"Surely, the subject is of the most poignant interest to all young people." Again all the young ones raised their faces and moved them slightly from side to side.

"My dear lady, we are too prone to let the interest that things arouse blind our judgment in regard to the advisability of discussing them. We let these speculations creep and creep until they twine themselves round our faith and paralyze it."

One of the young men interjected suddenly: "Madre"--and was silent.

"I shall not, I think"--it was the lady speaking--"be accused of licence when I say that I have always felt that speculation is only dangerous when indulged in by the crude intelligence. If culture has nothing to give us, then let us have no culture; but if culture be, as I think it, indispensable, then we must accept the dangers that culture brings."

Again the young people moved their faces, and again the younger of the two young men said: "Madre--"

"Dangers? Have cultured people dangers?"

Who had spoken thus? Every eyebrow was going up, every mouth was drooping, and there was silence. The boy stared at his companion. In what a strange voice she had made that little interjection! There seemed a sort of flame, too, lighted in her eyes. Then the little grey-bearded man said, and his rather whispering voice sounded hard and acid:

"We are all human, my dear madam."

The boy felt his heart go thump at Anna's laugh. It was just as if she had said: "Ah! but not you--surely!" And he got up to follow her towards the door.

The English party had begun already talking--of the weather.

The two walked some way from the 'hut' in silence, before Anna said:

"You didn't like me when I laughed?"

"You hurt their feelings, I think."

"I wanted to--the English Grundys! Ah! don't be cross with me! They were English Grundys, weren't they--every one?"

She looked into his face so hard, that he felt the blood rush to his cheeks, and a dizzy sensation of being drawn forward.

"They have no blood, those people! Their voices, their supercilious eyes that look you up and down! Oh! I've had so much of them! That woman with her Liberalism, just as bad as any. I hate them all!"

He would have liked to hate them, too, since she did; but they had only seemed to him amusing.

"They aren't human. They don't feel! Some day you'll know them. They won't amuse you then!"

She went on, in a quiet, almost dreamy voice:

"Why do they come here? It's still young and warm and good out here. Why don't they keep to their Culture, where no one knows what it is to ache and feel hunger, and hearts don't beat. Feel!"
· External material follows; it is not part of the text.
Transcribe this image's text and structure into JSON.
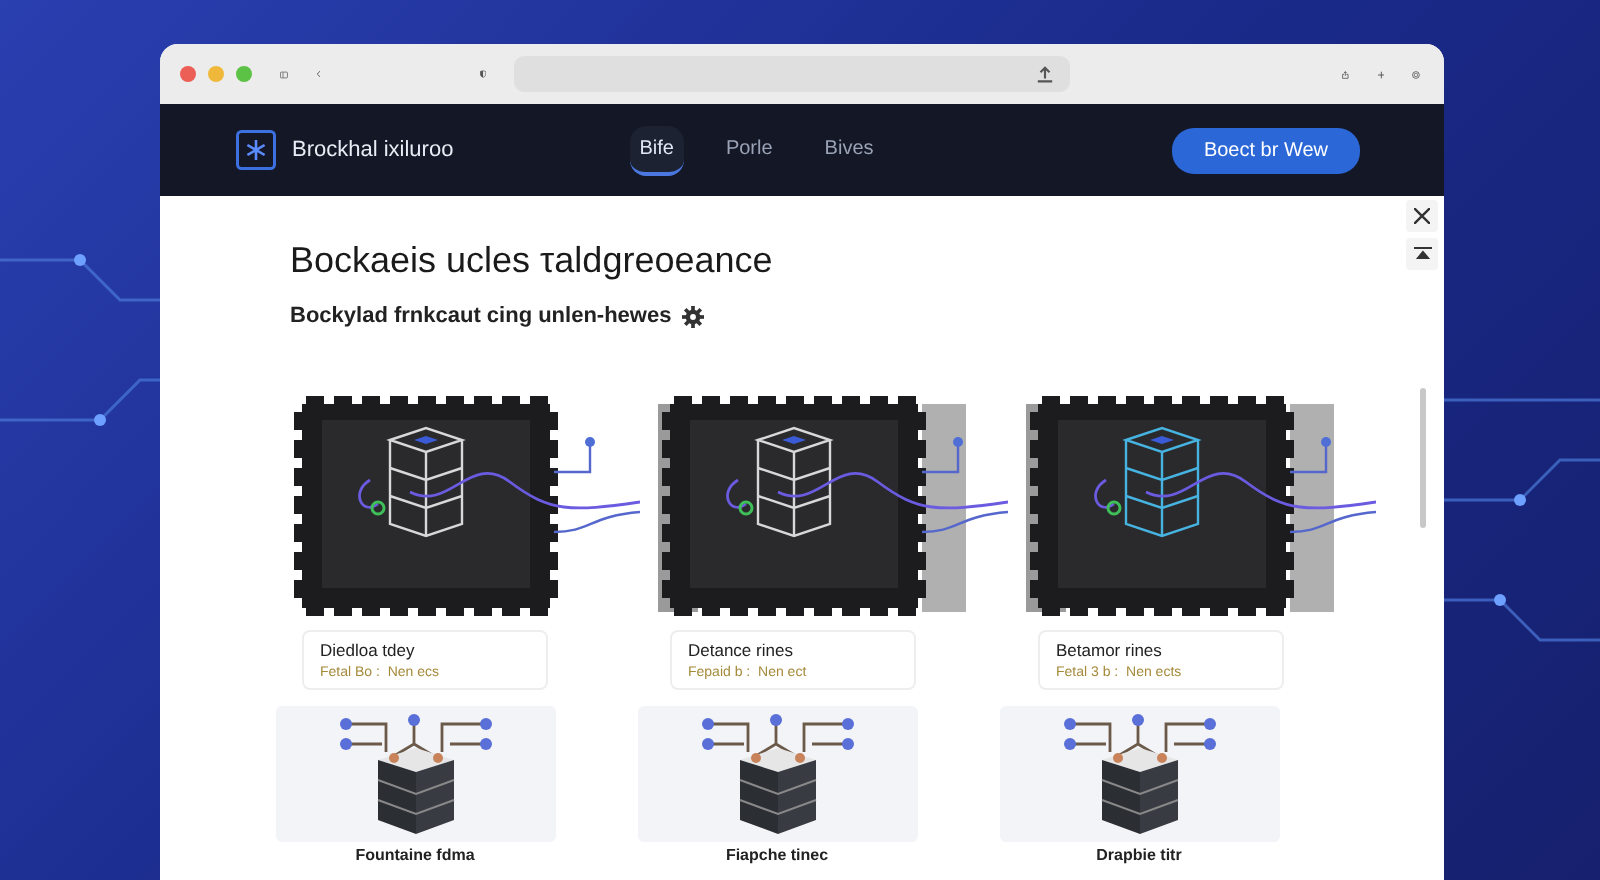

Disturbed beyond measure, the boy could not tell whether it was in her heart or in his hand that the blood was pulsing so. Was he glad or sorry when she let his hand go?

"Ah, well! They can't spoil this day. Let's rest."

At the edge of the larch-wood where they sat, were growing numbers of little mountain pinks, with fringed edges and the sweetest scent imaginable; and she got up presently to gather them. But he stayed where he was, and odd sensations stirred in him. The blue of the sky, the feathery green of the larch-trees, the mountains, were no longer to him what they had been early that morning.

She came back with her hands full of the little pinks, spread her fingers and let them drop. They showered all over his face and neck. Never was so wonderful a scent; never such a strange feeling as they gave him. They clung to his hair, his forehead, his eyes, one even got caught on the curve of his lips; and he stared up at her through their fringed petals. There must have been something wild in his eyes then, something of the feeling that was stinging his heart, for her smile died; she walked away, and stood with her face turned from him. Confused, and unhappy, he gathered the strewn flowers; and not till he had collected every one did he get up and shyly take them to her, where she still stood, gazing into the depths of the larch-wood.

John Galsworthy